Q. I passed along this New York Times story to my parents today in hopes it will help them understand why I’ve held four different jobs since graduating from college two years ago. You have written about the need to stay put for a year or more, but this article explains why 20-somethings don’t settle down until much later than those managing us–usually Boomers or Gen Xers. -JP
A. Thanks for calling this article (“What Is It About 20-Somethings”) to my attention. You’re right, writer Robin Marantz Henig provides great insights into the differences between Millennials and those parenting and managing them.
The following two paragraphs are eye-openers that will make anyone of any age want to read the entire article:
“The 20s are a black box, and there is a lot of churning in there. One-third of people in their 20s move to a new residence every year. Forty percent move back home with their parents at least once. They go through an average of seven jobs in their 20s, more job changes than in any other stretch. Two-thirds spend at least some time living with a romantic partner without being married. And marriage occurs later than ever. The median age at first marriage in the early 1970s, when the baby boomers were young, was 21 for women and 23 for men; by 2009 it had climbed to 26 for women and 28 for men, five years in a little more than a generation.

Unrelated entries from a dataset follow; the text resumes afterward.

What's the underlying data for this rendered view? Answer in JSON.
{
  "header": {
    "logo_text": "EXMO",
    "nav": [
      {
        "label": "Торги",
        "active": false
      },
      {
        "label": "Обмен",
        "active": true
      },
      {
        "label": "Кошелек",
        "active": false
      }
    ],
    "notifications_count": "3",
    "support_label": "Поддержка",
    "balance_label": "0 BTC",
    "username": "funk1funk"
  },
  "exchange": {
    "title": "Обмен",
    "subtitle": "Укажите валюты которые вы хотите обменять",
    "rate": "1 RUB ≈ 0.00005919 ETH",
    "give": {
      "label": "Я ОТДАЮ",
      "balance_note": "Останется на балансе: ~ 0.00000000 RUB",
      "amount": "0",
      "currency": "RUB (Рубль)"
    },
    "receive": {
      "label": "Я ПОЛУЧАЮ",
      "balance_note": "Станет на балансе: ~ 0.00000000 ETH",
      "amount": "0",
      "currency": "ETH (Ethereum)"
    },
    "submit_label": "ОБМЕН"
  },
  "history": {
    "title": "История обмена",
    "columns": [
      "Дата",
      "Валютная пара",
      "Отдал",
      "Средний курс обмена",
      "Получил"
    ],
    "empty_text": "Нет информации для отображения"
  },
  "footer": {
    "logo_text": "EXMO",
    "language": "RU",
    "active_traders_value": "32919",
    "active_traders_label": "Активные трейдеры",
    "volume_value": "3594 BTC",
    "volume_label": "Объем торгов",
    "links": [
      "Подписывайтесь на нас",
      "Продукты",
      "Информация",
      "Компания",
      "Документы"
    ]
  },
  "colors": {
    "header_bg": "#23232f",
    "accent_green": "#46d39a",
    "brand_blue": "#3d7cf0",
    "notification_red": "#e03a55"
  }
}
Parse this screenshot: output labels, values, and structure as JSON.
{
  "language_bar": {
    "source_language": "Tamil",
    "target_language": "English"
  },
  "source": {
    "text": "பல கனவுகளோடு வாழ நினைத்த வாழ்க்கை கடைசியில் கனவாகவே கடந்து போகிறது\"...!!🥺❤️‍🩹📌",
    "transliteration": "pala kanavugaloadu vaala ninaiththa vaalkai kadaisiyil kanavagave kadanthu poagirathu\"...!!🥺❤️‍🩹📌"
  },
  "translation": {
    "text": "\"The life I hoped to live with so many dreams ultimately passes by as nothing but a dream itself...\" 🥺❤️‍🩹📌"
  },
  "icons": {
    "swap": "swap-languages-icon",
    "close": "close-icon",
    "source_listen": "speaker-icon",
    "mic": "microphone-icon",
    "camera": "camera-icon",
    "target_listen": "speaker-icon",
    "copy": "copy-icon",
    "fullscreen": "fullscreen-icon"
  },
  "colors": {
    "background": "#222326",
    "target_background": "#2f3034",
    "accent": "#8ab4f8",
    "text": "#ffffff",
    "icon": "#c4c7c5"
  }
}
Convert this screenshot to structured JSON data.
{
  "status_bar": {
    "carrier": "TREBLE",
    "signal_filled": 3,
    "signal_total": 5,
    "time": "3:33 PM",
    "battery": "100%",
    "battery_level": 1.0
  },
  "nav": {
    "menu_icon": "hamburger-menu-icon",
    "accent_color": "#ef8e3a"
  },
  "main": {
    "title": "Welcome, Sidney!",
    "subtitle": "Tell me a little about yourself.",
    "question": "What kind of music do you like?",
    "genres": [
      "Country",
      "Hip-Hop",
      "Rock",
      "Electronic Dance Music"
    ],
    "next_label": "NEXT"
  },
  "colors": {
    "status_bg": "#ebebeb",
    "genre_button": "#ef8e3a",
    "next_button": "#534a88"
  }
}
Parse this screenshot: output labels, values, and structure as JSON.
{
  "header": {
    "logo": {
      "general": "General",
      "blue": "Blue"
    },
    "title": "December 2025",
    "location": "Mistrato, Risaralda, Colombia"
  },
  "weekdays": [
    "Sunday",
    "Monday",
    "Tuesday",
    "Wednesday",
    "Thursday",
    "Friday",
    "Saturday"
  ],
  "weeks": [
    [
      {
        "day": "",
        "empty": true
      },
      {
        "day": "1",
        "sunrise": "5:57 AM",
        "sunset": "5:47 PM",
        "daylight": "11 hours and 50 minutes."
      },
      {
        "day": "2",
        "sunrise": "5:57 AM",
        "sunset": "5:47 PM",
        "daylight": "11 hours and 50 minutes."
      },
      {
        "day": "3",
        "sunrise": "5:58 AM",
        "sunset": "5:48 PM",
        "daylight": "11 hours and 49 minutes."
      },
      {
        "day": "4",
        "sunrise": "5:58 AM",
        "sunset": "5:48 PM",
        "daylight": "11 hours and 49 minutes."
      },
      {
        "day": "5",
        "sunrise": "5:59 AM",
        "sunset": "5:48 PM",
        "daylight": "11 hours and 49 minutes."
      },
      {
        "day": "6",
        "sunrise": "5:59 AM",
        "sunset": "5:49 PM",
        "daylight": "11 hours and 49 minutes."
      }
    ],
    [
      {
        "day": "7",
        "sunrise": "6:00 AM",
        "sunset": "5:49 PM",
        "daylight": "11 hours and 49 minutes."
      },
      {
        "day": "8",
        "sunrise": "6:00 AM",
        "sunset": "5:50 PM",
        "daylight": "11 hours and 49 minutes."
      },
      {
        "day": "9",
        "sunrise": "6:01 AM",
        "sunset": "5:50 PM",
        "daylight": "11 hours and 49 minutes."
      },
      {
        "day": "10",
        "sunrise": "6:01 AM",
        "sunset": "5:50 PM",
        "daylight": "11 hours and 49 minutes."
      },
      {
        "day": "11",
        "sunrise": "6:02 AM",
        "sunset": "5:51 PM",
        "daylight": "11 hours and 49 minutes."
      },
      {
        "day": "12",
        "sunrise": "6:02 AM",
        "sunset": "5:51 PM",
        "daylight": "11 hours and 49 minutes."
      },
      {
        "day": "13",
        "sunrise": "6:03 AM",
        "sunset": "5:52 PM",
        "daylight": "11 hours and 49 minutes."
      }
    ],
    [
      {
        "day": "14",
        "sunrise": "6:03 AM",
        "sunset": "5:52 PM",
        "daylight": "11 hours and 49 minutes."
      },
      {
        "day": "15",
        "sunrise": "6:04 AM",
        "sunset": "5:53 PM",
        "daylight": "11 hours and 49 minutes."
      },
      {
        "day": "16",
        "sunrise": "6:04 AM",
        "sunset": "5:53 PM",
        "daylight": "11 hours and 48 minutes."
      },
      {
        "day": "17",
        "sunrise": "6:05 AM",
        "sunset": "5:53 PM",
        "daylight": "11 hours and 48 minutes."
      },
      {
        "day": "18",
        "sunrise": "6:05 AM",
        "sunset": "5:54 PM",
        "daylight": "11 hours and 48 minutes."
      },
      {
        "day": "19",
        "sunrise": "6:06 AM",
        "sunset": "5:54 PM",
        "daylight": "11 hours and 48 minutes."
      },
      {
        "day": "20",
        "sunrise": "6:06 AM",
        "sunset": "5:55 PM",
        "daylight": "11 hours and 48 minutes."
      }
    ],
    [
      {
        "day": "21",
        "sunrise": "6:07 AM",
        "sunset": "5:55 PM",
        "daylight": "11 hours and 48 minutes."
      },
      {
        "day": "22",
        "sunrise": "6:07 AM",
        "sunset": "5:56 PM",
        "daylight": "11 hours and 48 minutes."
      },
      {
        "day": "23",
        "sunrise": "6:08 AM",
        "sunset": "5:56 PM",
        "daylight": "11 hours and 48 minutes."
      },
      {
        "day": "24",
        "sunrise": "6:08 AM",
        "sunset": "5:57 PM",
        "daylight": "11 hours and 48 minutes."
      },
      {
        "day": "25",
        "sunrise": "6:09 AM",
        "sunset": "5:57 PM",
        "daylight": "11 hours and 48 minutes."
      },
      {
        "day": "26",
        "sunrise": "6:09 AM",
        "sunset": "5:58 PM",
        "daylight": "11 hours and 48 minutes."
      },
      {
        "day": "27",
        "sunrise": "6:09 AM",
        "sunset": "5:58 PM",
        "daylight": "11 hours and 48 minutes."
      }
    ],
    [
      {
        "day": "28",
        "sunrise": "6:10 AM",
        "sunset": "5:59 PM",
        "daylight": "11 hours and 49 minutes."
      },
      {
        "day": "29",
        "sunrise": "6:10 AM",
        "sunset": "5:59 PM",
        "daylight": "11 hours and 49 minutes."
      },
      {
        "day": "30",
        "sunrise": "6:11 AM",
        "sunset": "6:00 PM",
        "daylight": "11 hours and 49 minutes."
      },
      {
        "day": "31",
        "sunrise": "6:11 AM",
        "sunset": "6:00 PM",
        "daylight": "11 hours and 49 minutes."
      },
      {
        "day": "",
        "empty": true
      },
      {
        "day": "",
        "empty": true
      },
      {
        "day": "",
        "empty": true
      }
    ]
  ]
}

“We’re in the thick of what one sociologist calls “the changing timetable for adulthood.” Sociologists traditionally define the “transition to adulthood” as marked by five milestones: completing school, leaving home, becoming financially independent, marrying and having a child. In 1960, 77 percent of women and 65 percent of men had, by the time they reached 30, passed all five milestones. Among 30-year-olds in 2000, according to data from the U.S. Census Bureau, fewer than half of the women and one-third of the men had done so. A Canadian study reported that a typical 30-year-old in 2001 had completed the same number of milestones as a 25-year-old in the early ’70s.”
As a father of two 20-somethings, I’m always eager to learn more about what makes them tick. After reading this article, I’m counting my blessings that my sons are doing just fine after successfully making it through the first three milestones to adulthood.